According to the authors, neither discipline can continue to be effective alone without sacrificing future advances in patient care and research.

"Developments in neuroscience have produced a common ground for us to sit down at the same table, without the chains of traditional boundaries, to address complex problems of the brain. This multidisciplinary approach is the approach that will offer fundamental relief, if not ultimately cures, for many neurologic and psychiatric diseases," said Price, the article’s lead author.

Traditionally, neurology has focused on nervous system disorders of the brain, while psychiatry has concentrated on functional disorders of the "mind." However, according to the paper’s authors, increased understanding of the mind and brain’s inseparability and the brain’s plasticity have shown scientists that "nature vs. nurture" is no longer a useful distinction.

The article calls for a redesign of the education of neurologists and psychiatrists in training to emphasize reciprocal aspects of both disciplines. It also calls for the commitment of leaders of both disciplines to ensure this redesign takes place. Neurologists in training should receive rich clinical exposure to patients suffering from major mental and neuropsychiatric diseases, while psychiatrists in training should receive more exposure to patients with neurologic conditions, particularly those diseases that are accompanied by psychiatric symptoms.

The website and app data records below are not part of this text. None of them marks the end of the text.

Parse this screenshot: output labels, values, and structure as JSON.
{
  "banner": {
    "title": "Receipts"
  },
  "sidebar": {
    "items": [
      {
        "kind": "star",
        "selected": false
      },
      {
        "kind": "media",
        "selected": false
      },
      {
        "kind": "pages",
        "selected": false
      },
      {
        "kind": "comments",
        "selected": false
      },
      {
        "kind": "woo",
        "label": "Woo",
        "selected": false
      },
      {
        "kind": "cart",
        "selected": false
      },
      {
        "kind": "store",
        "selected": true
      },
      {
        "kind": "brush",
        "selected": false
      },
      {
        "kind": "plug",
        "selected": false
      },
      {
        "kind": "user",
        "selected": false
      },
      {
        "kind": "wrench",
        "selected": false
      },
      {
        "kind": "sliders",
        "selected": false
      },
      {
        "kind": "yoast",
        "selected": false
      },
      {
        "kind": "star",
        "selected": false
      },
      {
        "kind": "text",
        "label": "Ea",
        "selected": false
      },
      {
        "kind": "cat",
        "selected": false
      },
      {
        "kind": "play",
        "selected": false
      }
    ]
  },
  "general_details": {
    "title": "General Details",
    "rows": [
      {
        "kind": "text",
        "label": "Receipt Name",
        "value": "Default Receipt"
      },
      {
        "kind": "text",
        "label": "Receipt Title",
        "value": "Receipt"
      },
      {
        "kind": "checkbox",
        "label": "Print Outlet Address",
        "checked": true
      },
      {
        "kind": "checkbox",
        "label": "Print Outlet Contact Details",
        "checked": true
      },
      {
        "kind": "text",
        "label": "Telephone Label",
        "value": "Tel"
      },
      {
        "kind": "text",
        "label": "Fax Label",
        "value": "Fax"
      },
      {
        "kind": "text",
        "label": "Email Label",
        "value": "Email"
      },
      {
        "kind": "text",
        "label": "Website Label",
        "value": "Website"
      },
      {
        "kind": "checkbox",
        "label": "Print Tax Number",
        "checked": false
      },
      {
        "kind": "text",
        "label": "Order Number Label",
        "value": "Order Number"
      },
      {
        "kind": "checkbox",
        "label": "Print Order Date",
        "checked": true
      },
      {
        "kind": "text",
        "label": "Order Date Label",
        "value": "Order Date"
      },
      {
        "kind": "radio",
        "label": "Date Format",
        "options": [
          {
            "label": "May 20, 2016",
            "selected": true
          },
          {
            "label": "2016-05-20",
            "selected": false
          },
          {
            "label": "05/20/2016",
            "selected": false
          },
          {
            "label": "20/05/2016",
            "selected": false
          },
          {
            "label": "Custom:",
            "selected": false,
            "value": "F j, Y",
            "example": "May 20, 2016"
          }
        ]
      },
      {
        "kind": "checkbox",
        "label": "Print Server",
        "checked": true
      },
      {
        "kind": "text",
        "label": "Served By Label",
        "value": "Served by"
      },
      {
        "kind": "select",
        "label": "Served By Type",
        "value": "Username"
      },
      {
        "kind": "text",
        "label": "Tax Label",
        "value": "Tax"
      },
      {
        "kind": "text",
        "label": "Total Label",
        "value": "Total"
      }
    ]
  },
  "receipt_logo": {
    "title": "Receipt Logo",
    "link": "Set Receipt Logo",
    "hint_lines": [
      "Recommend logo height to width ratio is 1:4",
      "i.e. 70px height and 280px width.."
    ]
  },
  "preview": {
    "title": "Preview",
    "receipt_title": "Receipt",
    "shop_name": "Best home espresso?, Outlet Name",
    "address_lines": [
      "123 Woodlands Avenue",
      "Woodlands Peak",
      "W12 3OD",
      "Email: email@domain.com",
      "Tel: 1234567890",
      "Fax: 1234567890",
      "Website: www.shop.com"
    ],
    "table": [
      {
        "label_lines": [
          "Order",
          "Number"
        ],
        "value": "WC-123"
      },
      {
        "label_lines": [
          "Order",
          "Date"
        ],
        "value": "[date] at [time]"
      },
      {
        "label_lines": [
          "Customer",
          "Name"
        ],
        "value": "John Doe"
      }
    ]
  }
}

"It may take a generation to completely overcome the present turf battles, but the authors of this article have made a compelling case that it is time to consider whether radical changes should be taken to place neurology and psychiatry in direct juxtaposition," said Joseph B. Martin, MD, PhD, dean of Harvard Medical School.

According to the authors, improved collaboration between neurology and psychiatry would help researchers answer significant questions about how biological and environmental factors influence the brain: How do biological processes give rise to mental events? How do environmental factors influence the brain’s biological structure? How can these two forces be harnessed to promote mental health and recovery from brain injury? Answers to these questions ultimately may improve the quality of life for people who suffer from psychiatric and/or neurologic conditions.

Along with changes in education, the authors recommend that the practice of psychiatry maintain its focus on the diagnosis and study of mental illness and the connections between brain and behavior. They recommend neurology increase its research on behavioral disorders of neuropsychiatric diseases, such as Alzheimer’s and Parkinson’s diseases.

The authors write that modern imaging technology such as CAT, MRI and PET scans, has revealed that diseases like schizophrenia, depression and obsessive/compulsive disorder have visible functional abnormalities in the brain. Recent advances and increased understanding of the mind and brain have shown that the brain and its behavior are continually shaped by the complex interplay between genetic and environmental forces. Other advances, including redefining major mental illnesses as biologically based diseases, and the dawning of the era of molecular biology, have further broken down the barriers between neurology and psychiatry.